As with Greece earlier this year, markets and media postulate apocalyptic prophecies, defying governments to stop them becoming self-fulfilling. On one level, it would be amusing to see the Euro currency zone – an authoritarian exercise aimed at depleting the status of democratically run nation-states – blow up. In practice, the crisis could entrench the Euro-visionary project by leaving no option apart from central fiscal control. (Without wishing to be cruel, Ireland was never totally convincing as a country; if it’s any consolation, they’ll be politically less a part of the British Isles than ever.)
Far more important than any of that: what about my portfolio, bubbling away nicely thanks to all that hot money? The last thing it needs is a sovereign-debt Godzilla wrecking the whole planet.
While we’re waiting for default, which is presumably where all this ends because no-one’s going to stump up half a year’s GDP, Hong Kong finds itself under threat from other international organizations on the prowl, trying to extend their dominance wherever they can. Specifically, we have the United Nations, which has forced its way into our community to hold a fire-walking workshop in which 14 people ended up scalded. This is just our first taste of slavery under a utopian one-world government dictatorship: coming next is the Asian Games 2023.
Except… Some good news just in. After whining about US quantitative easing at the G20 meeting in Seoul, Chinese officials have now started printing thousands of extra tickets for sporting events in Guangzhou, after athletes found themselves performing before empty stadiums. Yesterday’s women’s beach volleyball – a spectacle normally guaranteed to attract hordes of pervy, voyeuristic teenage boys with spotty faces – attracted just 300 people instead of the anticipated 1,400.
Tiresome excuses about ticket distribution have followed of course, but surely this deals the final blow – like a discus flying into some aging, blazer-clad umpire – to the Hong Kong government’s depressing attempts to inflict this sporting event upon its innocent people.
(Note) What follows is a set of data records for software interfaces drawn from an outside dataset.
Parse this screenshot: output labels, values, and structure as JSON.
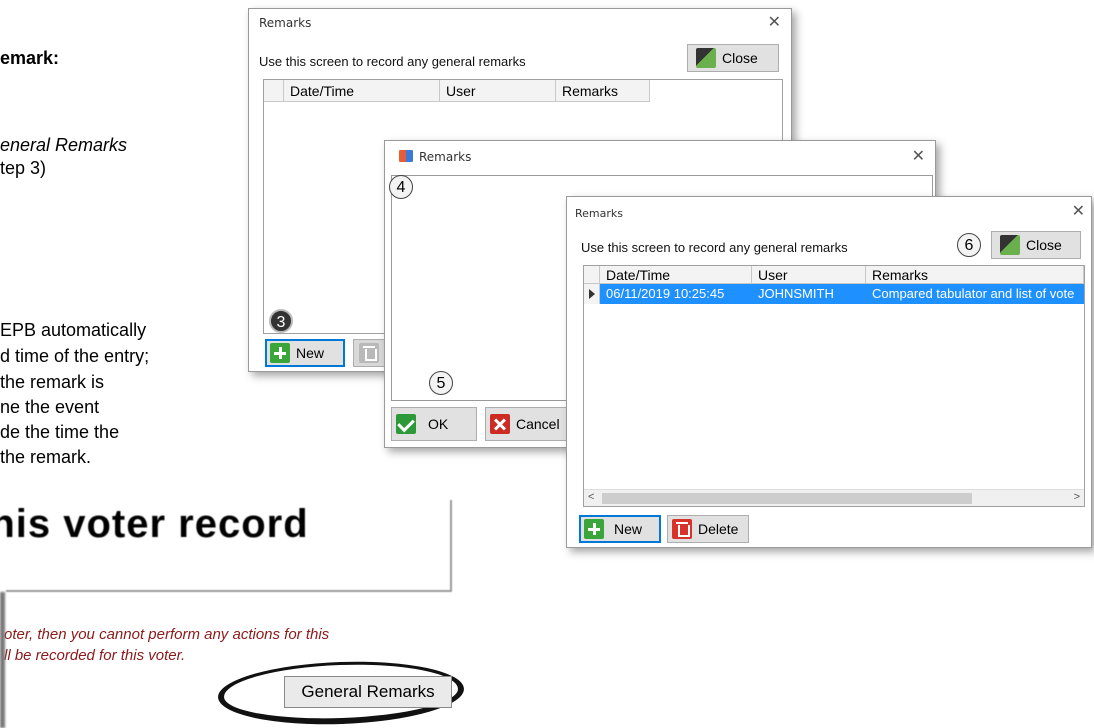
{
  "doc": {
    "heading": "emark:",
    "italic_line": "eneral Remarks",
    "step_ref": "tep 3)",
    "body_lines": [
      "EPB automatically",
      "d time of the entry;",
      "the remark is",
      "ne the event",
      "de the time the",
      "the remark."
    ]
  },
  "voter_panel": {
    "header": "this voter record",
    "notice_line1": "oter, then you cannot perform any actions for this",
    "notice_line2": "ll be recorded for this voter.",
    "button_label": "General Remarks"
  },
  "window_back": {
    "title": "Remarks",
    "close_glyph": "✕",
    "instructions": "Use this screen to record any general remarks",
    "close_label": "Close",
    "columns": [
      "Date/Time",
      "User",
      "Remarks"
    ],
    "new_label": "New",
    "step_badge": "3"
  },
  "window_mid": {
    "title": "Remarks",
    "close_glyph": "✕",
    "ok_label": "OK",
    "cancel_label": "Cancel",
    "step_badge_top": "4",
    "step_badge_bottom": "5"
  },
  "window_front": {
    "title": "Remarks",
    "close_glyph": "✕",
    "instructions": "Use this screen to record any general remarks",
    "close_label": "Close",
    "step_badge": "6",
    "columns": [
      "Date/Time",
      "User",
      "Remarks"
    ],
    "rows": [
      {
        "datetime": "06/11/2019 10:25:45",
        "user": "JOHNSMITH",
        "remarks": "Compared tabulator and list of vote"
      }
    ],
    "new_label": "New",
    "delete_label": "Delete",
    "scroll_left": "<",
    "scroll_right": ">"
  },
  "colors": {
    "selection": "#1e90ff",
    "notice_text": "#8b1a1a",
    "focus_border": "#0078d7"
  }
}
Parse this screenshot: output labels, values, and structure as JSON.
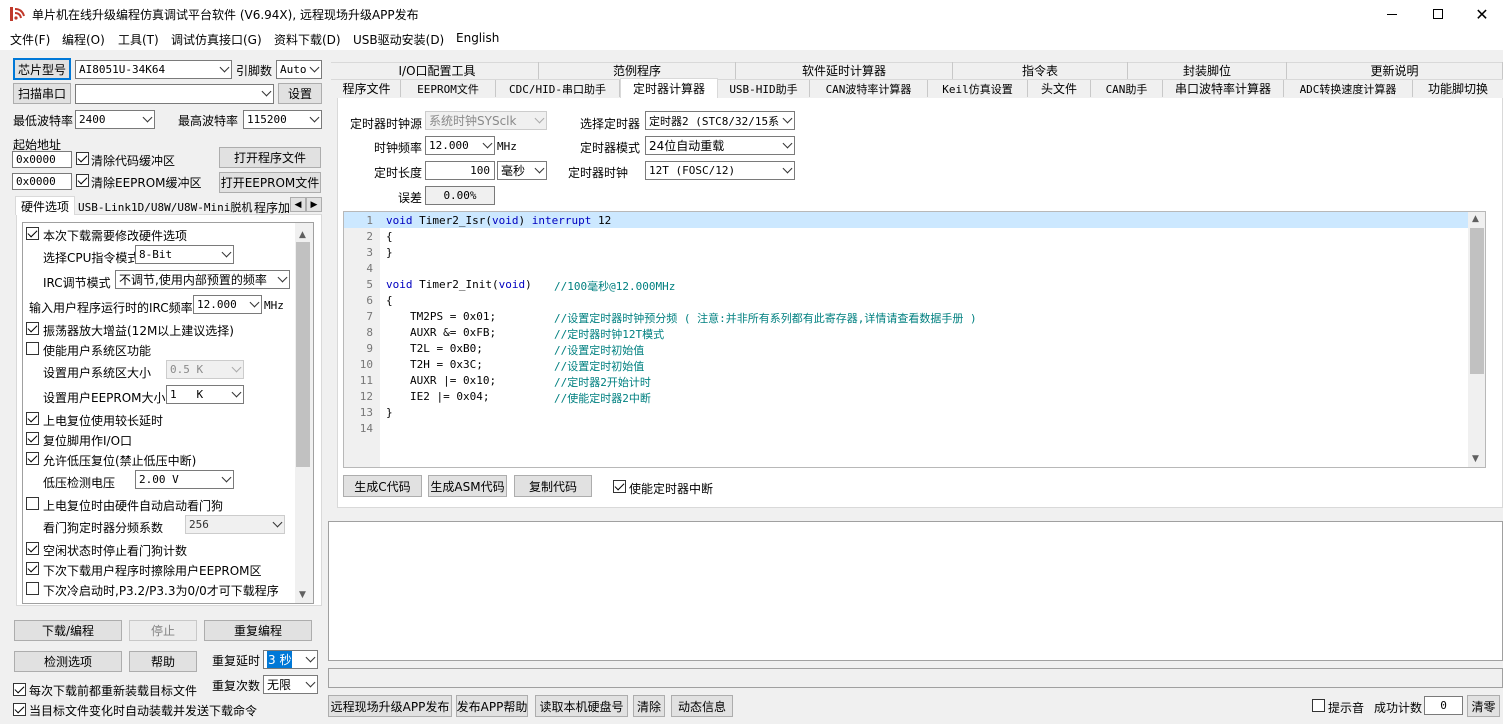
{
  "window": {
    "title": "单片机在线升级编程仿真调试平台软件 (V6.94X), 远程现场升级APP发布"
  },
  "menu": [
    "文件(F)",
    "编程(O)",
    "工具(T)",
    "调试仿真接口(G)",
    "资料下载(D)",
    "USB驱动安装(D)",
    "English"
  ],
  "left": {
    "chip_btn": "芯片型号",
    "chip_value": "AI8051U-34K64",
    "pin_label": "引脚数",
    "pin_value": "Auto",
    "scan_btn": "扫描串口",
    "port_value": "",
    "settings_btn": "设置",
    "min_baud_label": "最低波特率",
    "min_baud_value": "2400",
    "max_baud_label": "最高波特率",
    "max_baud_value": "115200",
    "start_addr_label": "起始地址",
    "addr1": "0x0000",
    "clear_code": "清除代码缓冲区",
    "open_prog_btn": "打开程序文件",
    "addr2": "0x0000",
    "clear_eeprom": "清除EEPROM缓冲区",
    "open_eeprom_btn": "打开EEPROM文件",
    "tabs": [
      "硬件选项",
      "USB-Link1D/U8W/U8W-Mini脱机",
      "程序加"
    ],
    "hw": {
      "need_modify": "本次下载需要修改硬件选项",
      "cpu_label": "选择CPU指令模式",
      "cpu_value": "8-Bit",
      "irc_label": "IRC调节模式",
      "irc_value": "不调节,使用内部预置的频率",
      "irc_freq_label": "输入用户程序运行时的IRC频率",
      "irc_freq_value": "12.000",
      "irc_freq_unit": "MHz",
      "osc_gain": "振荡器放大增益(12M以上建议选择)",
      "enable_sys": "使能用户系统区功能",
      "sys_size_label": "设置用户系统区大小",
      "sys_size_value": "0.5 K",
      "eeprom_size_label": "设置用户EEPROM大小",
      "eeprom_size_value": "1   K",
      "long_delay": "上电复位使用较长延时",
      "reset_io": "复位脚用作I/O口",
      "low_volt_reset": "允许低压复位(禁止低压中断)",
      "low_volt_label": "低压检测电压",
      "low_volt_value": "2.00 V",
      "watchdog": "上电复位时由硬件自动启动看门狗",
      "wdt_div_label": "看门狗定时器分频系数",
      "wdt_div_value": "256",
      "idle_stop": "空闲状态时停止看门狗计数",
      "erase_eeprom": "下次下载用户程序时擦除用户EEPROM区",
      "cold_start": "下次冷启动时,P3.2/P3.3为0/0才可下载程序"
    },
    "download_btn": "下载/编程",
    "stop_btn": "停止",
    "reprog_btn": "重复编程",
    "check_btn": "检测选项",
    "help_btn": "帮助",
    "repeat_delay_label": "重复延时",
    "repeat_delay_value": "3 秒",
    "repeat_count_label": "重复次数",
    "repeat_count_value": "无限",
    "reload_each": "每次下载前都重新装载目标文件",
    "auto_load": "当目标文件变化时自动装载并发送下载命令"
  },
  "tabs_row1": [
    "I/O口配置工具",
    "范例程序",
    "软件延时计算器",
    "指令表",
    "封装脚位",
    "更新说明"
  ],
  "tabs_row2": [
    "程序文件",
    "EEPROM文件",
    "CDC/HID-串口助手",
    "定时器计算器",
    "USB-HID助手",
    "CAN波特率计算器",
    "Keil仿真设置",
    "头文件",
    "CAN助手",
    "串口波特率计算器",
    "ADC转换速度计算器",
    "功能脚切换"
  ],
  "timer": {
    "clock_src_label": "定时器时钟源",
    "clock_src_value": "系统时钟SYSclk",
    "select_timer_label": "选择定时器",
    "select_timer_value": "定时器2 (STC8/32/15系",
    "freq_label": "时钟频率",
    "freq_value": "12.000",
    "freq_unit": "MHz",
    "mode_label": "定时器模式",
    "mode_value": "24位自动重载",
    "length_label": "定时长度",
    "length_value": "100",
    "length_unit": "毫秒",
    "timer_clock_label": "定时器时钟",
    "timer_clock_value": "12T (FOSC/12)",
    "error_label": "误差",
    "error_value": "0.00%",
    "gen_c_btn": "生成C代码",
    "gen_asm_btn": "生成ASM代码",
    "copy_btn": "复制代码",
    "enable_int": "使能定时器中断"
  },
  "code": {
    "line_numbers": [
      "1",
      "2",
      "3",
      "4",
      "5",
      "6",
      "7",
      "8",
      "9",
      "10",
      "11",
      "12",
      "13",
      "14"
    ],
    "l1_kw1": "void",
    "l1_t1": " Timer2_Isr(",
    "l1_kw2": "void",
    "l1_t2": ") ",
    "l1_kw3": "interrupt",
    "l1_t3": " 12",
    "l2": "{",
    "l3": "}",
    "l5_kw": "void",
    "l5_t": " Timer2_Init(",
    "l5_kw2": "void",
    "l5_t2": ")",
    "l5_cm": "//100毫秒@12.000MHz",
    "l6": "{",
    "l7_t": "TM2PS = 0x01;",
    "l7_cm": "//设置定时器时钟预分频 ( 注意:并非所有系列都有此寄存器,详情请查看数据手册 )",
    "l8_t": "AUXR &= 0xFB;",
    "l8_cm": "//定时器时钟12T模式",
    "l9_t": "T2L = 0xB0;",
    "l9_cm": "//设置定时初始值",
    "l10_t": "T2H = 0x3C;",
    "l10_cm": "//设置定时初始值",
    "l11_t": "AUXR |= 0x10;",
    "l11_cm": "//定时器2开始计时",
    "l12_t": "IE2 |= 0x04;",
    "l12_cm": "//使能定时器2中断",
    "l13": "}"
  },
  "bottom": {
    "remote_btn": "远程现场升级APP发布",
    "publish_help_btn": "发布APP帮助",
    "read_disk_btn": "读取本机硬盘号",
    "clear_btn": "清除",
    "dynamic_btn": "动态信息",
    "sound_label": "提示音",
    "success_label": "成功计数",
    "success_value": "0",
    "zero_btn": "清零"
  },
  "colors": {
    "accent": "#0078d7",
    "code_highlight": "#cce8ff",
    "keyword": "#0000c0",
    "comment": "#008080"
  }
}
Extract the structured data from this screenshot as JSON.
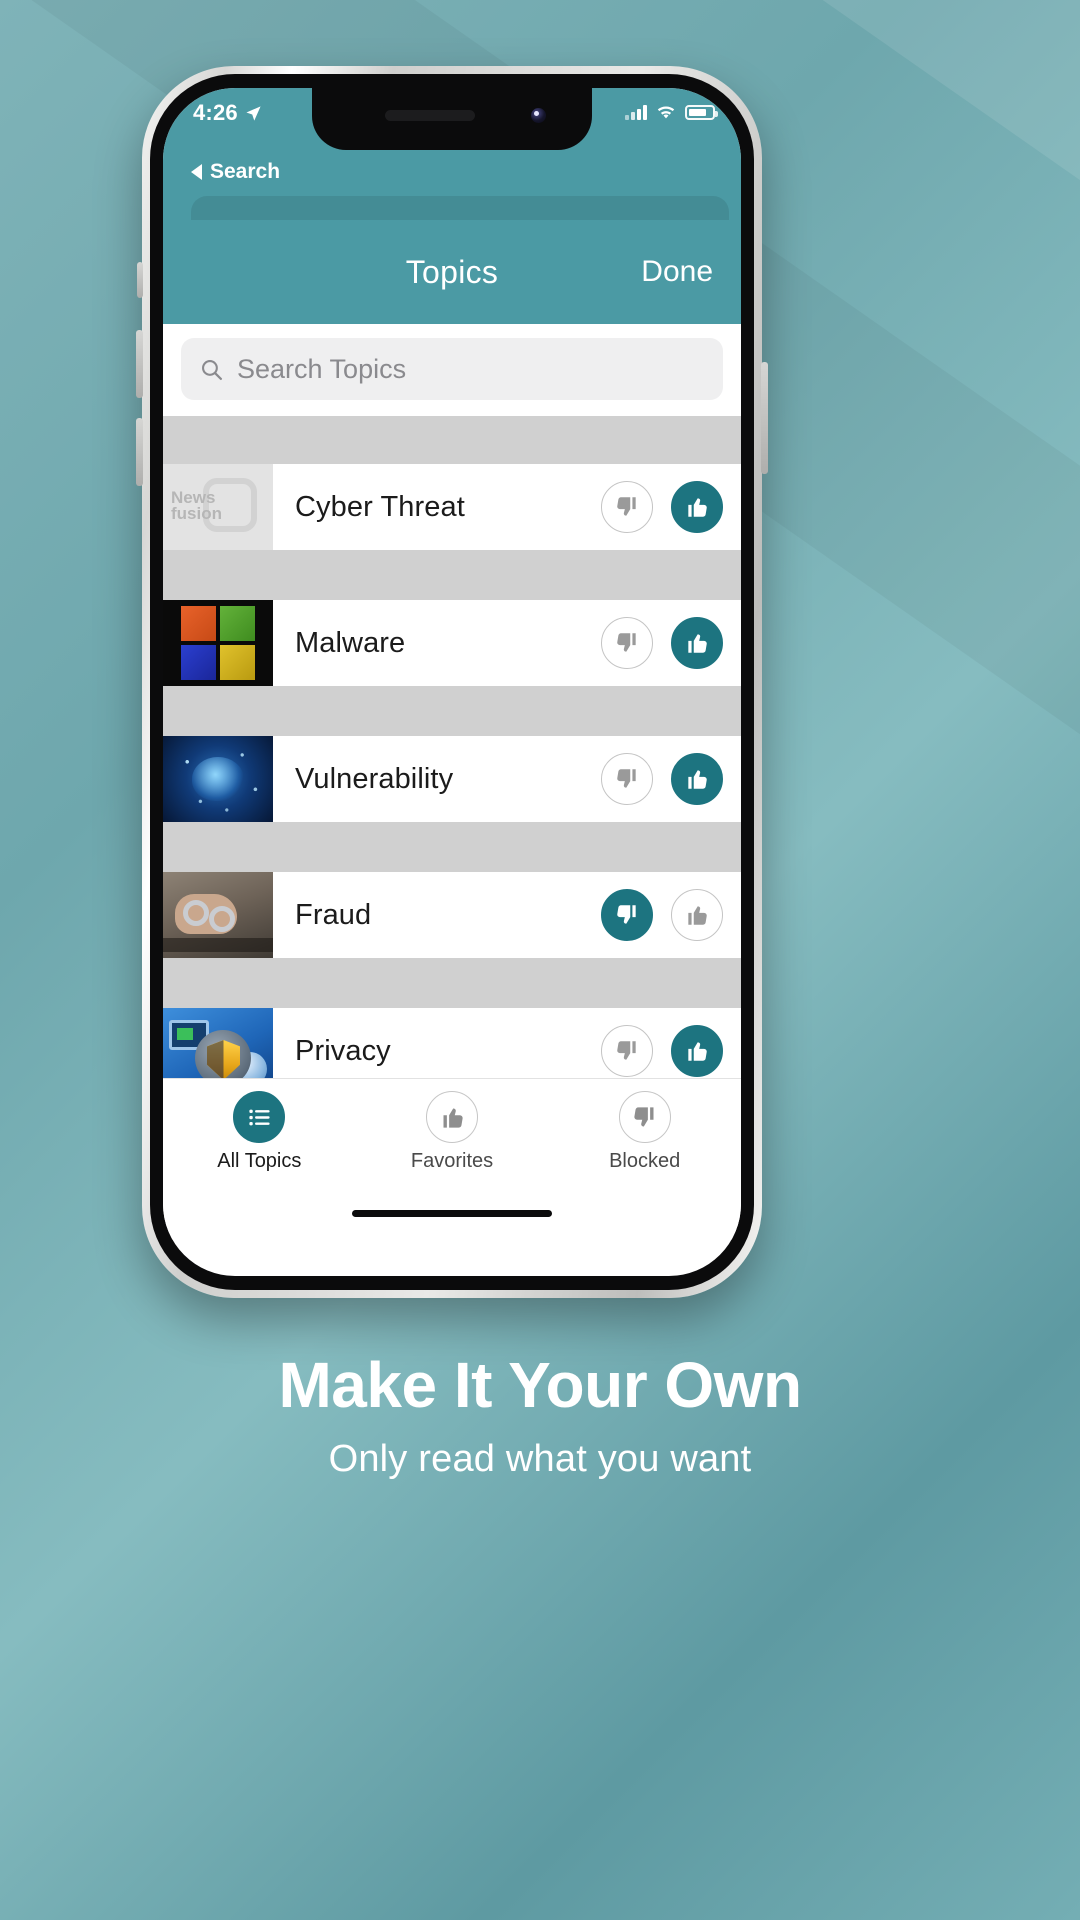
{
  "status_bar": {
    "time": "4:26",
    "location_icon": "location-arrow-icon",
    "signal_icon": "cellular-signal-icon",
    "wifi_icon": "wifi-icon",
    "battery_icon": "battery-icon"
  },
  "back_link": {
    "label": "Search",
    "icon": "back-triangle-icon"
  },
  "navbar": {
    "title": "Topics",
    "done_label": "Done"
  },
  "search": {
    "placeholder": "Search Topics",
    "value": "",
    "icon": "search-icon"
  },
  "topics": [
    {
      "title": "Cyber Threat",
      "thumbnail": "newsfusion-placeholder-logo",
      "logo_line1": "News",
      "logo_line2": "fusion",
      "favorited": true,
      "blocked": false
    },
    {
      "title": "Malware",
      "thumbnail": "colored-squares-image",
      "favorited": true,
      "blocked": false
    },
    {
      "title": "Vulnerability",
      "thumbnail": "blue-network-brain-image",
      "favorited": true,
      "blocked": false
    },
    {
      "title": "Fraud",
      "thumbnail": "handcuffs-image",
      "favorited": false,
      "blocked": true
    },
    {
      "title": "Privacy",
      "thumbnail": "blue-shield-security-image",
      "favorited": true,
      "blocked": false
    }
  ],
  "row_actions": {
    "thumbs_down_icon": "thumbs-down-icon",
    "thumbs_up_icon": "thumbs-up-icon"
  },
  "tabbar": [
    {
      "label": "All Topics",
      "icon": "list-icon",
      "active": true
    },
    {
      "label": "Favorites",
      "icon": "thumbs-up-icon",
      "active": false
    },
    {
      "label": "Blocked",
      "icon": "thumbs-down-icon",
      "active": false
    }
  ],
  "footer": {
    "headline": "Make It Your Own",
    "subhead": "Only read what you want"
  },
  "colors": {
    "teal_header": "#4b9aa4",
    "teal_accent": "#1d7480",
    "list_gap_gray": "#d0d0d0",
    "search_field_gray": "#efeff0",
    "background_teal": "#6ea7ad"
  }
}
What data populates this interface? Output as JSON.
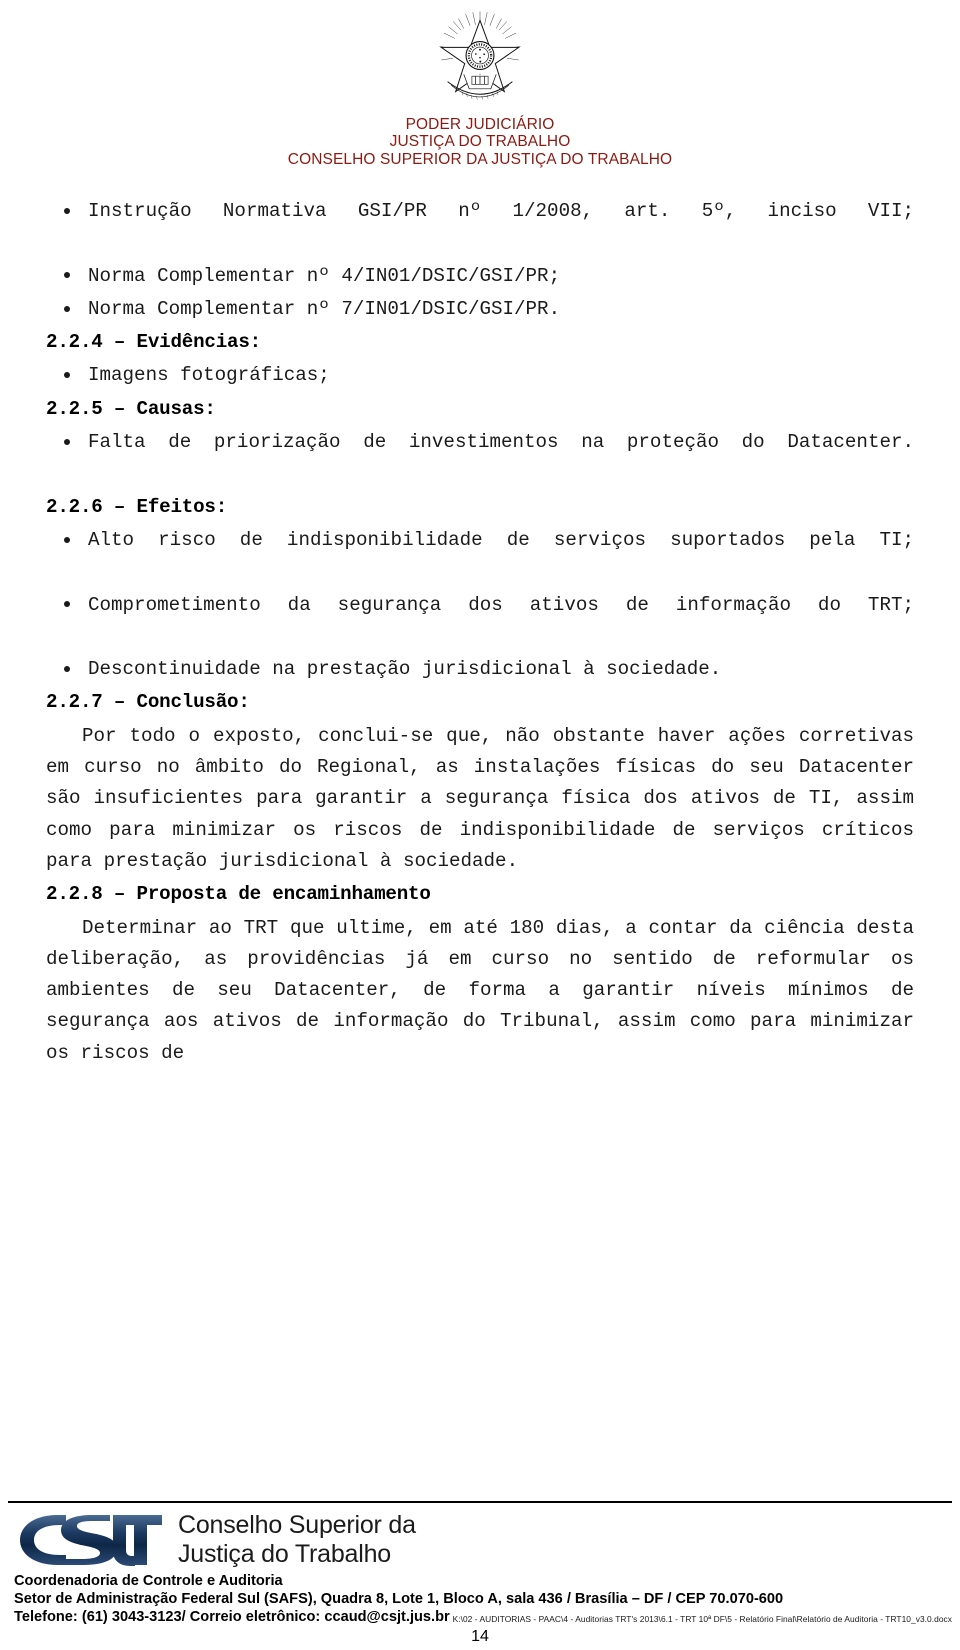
{
  "header": {
    "emblem_name": "brazil-coat-of-arms",
    "line1": "PODER JUDICIÁRIO",
    "line2": "JUSTIÇA DO TRABALHO",
    "line3": "CONSELHO SUPERIOR DA JUSTIÇA DO TRABALHO",
    "color": "#8c1a12"
  },
  "content": {
    "bullets_norms": [
      "Instrução Normativa GSI/PR nº 1/2008, art. 5º, inciso VII;",
      "Norma Complementar nº 4/IN01/DSIC/GSI/PR;",
      "Norma Complementar nº 7/IN01/DSIC/GSI/PR."
    ],
    "section_evidencias": {
      "heading": "2.2.4 – Evidências:",
      "bullets": [
        "Imagens fotográficas;"
      ]
    },
    "section_causas": {
      "heading": "2.2.5 – Causas:",
      "bullets": [
        "Falta de priorização de investimentos na proteção do Datacenter."
      ]
    },
    "section_efeitos": {
      "heading": "2.2.6 – Efeitos:",
      "bullets": [
        "Alto risco de indisponibilidade de serviços suportados pela TI;",
        "Comprometimento da segurança dos ativos de informação do TRT;",
        "Descontinuidade na prestação jurisdicional à sociedade."
      ]
    },
    "section_conclusao": {
      "heading": "2.2.7 – Conclusão:",
      "paragraph": "Por todo o exposto, conclui-se que, não obstante haver ações corretivas em curso no âmbito do Regional, as instalações físicas do seu Datacenter são insuficientes para garantir a segurança física dos ativos de TI, assim como para minimizar os riscos de indisponibilidade de serviços críticos para prestação jurisdicional à sociedade."
    },
    "section_proposta": {
      "heading": "2.2.8 – Proposta de encaminhamento",
      "paragraph": "Determinar ao TRT que ultime, em até 180 dias, a contar da ciência desta deliberação, as providências já em curso no sentido de reformular os ambientes de seu Datacenter, de forma a garantir níveis mínimos de segurança aos ativos de informação do Tribunal, assim como para minimizar os riscos de"
    }
  },
  "footer": {
    "logo_name": "csjt-logo",
    "wordmark_line1": "Conselho Superior da",
    "wordmark_line2": "Justiça do Trabalho",
    "address_line1": "Coordenadoria de Controle e Auditoria",
    "address_line2": "Setor de Administração Federal Sul (SAFS), Quadra 8, Lote 1, Bloco A, sala 436 / Brasília – DF / CEP 70.070-600",
    "address_line3": "Telefone: (61) 3043-3123/  Correio eletrônico: ccaud@csjt.jus.br",
    "file_path": "K:\\02 - AUDITORIAS - PAAC\\4 - Auditorias TRT's 2013\\6.1 - TRT 10ª DF\\5 - Relatório Final\\Relatório de Auditoria - TRT10_v3.0.docx",
    "page_number": "14"
  }
}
Our officials got a resounding ‘no’ from the public the first time they raised the possibility of hosting the ‘Asiad’ for a mere HK$13 billion (plus plus). A lame offer to halve the burden prompted even greater snorts of derision. The Guangzhou fiasco surely makes it abundantly clear: we don’t want to watch cyclists whizzing round and round for hours, or Wushu players performing their exotic somersault/yodeling/limbo-dancing feats, or even buxom Kazakhstani women leaping from the sand to slap a ball over the net. No-one else does either. Anyway, we need the money to sort out the UN fire-walking disaster. And while we’re at it, spare a thought for places that don’t even have a penny left.